### PROVIDED ENTRIES ###

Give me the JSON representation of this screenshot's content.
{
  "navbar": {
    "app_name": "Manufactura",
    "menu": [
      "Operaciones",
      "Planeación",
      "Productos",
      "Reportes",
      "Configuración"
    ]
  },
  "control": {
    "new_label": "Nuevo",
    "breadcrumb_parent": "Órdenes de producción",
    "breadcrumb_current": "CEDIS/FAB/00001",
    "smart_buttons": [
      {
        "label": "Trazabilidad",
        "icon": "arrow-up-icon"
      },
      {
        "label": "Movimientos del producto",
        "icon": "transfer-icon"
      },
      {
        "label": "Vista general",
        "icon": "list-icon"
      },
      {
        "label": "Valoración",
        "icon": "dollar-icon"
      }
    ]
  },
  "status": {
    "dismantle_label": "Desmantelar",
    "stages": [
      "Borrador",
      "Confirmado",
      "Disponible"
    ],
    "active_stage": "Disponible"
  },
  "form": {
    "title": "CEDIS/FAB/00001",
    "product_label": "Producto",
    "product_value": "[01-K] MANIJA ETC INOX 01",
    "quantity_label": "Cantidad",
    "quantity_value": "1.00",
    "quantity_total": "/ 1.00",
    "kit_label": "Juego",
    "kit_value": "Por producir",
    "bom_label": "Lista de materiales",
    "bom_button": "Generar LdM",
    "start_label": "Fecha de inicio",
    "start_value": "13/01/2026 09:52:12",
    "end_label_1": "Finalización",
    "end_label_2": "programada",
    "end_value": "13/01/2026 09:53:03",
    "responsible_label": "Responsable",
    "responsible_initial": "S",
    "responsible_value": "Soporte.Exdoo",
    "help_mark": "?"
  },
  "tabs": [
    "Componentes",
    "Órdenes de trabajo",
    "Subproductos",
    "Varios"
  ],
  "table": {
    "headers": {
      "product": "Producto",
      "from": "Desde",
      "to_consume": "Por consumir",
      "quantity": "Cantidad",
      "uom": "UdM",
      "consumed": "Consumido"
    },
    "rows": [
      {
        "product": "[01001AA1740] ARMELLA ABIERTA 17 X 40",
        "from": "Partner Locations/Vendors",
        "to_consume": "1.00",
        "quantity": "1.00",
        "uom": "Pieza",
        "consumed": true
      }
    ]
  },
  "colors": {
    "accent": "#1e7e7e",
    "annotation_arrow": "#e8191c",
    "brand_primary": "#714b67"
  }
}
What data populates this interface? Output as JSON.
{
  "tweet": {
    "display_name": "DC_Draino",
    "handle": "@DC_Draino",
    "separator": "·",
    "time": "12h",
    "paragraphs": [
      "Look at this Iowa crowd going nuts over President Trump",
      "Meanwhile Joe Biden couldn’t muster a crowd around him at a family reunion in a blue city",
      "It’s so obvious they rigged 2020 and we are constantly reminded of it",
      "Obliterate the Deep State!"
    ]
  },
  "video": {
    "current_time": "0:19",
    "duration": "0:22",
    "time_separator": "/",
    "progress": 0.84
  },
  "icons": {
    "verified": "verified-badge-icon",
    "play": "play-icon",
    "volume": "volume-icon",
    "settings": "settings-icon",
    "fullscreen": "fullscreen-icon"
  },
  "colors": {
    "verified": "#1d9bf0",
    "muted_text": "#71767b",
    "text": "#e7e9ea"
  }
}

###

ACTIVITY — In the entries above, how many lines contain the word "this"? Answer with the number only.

EXERCISE OUTPUT — 3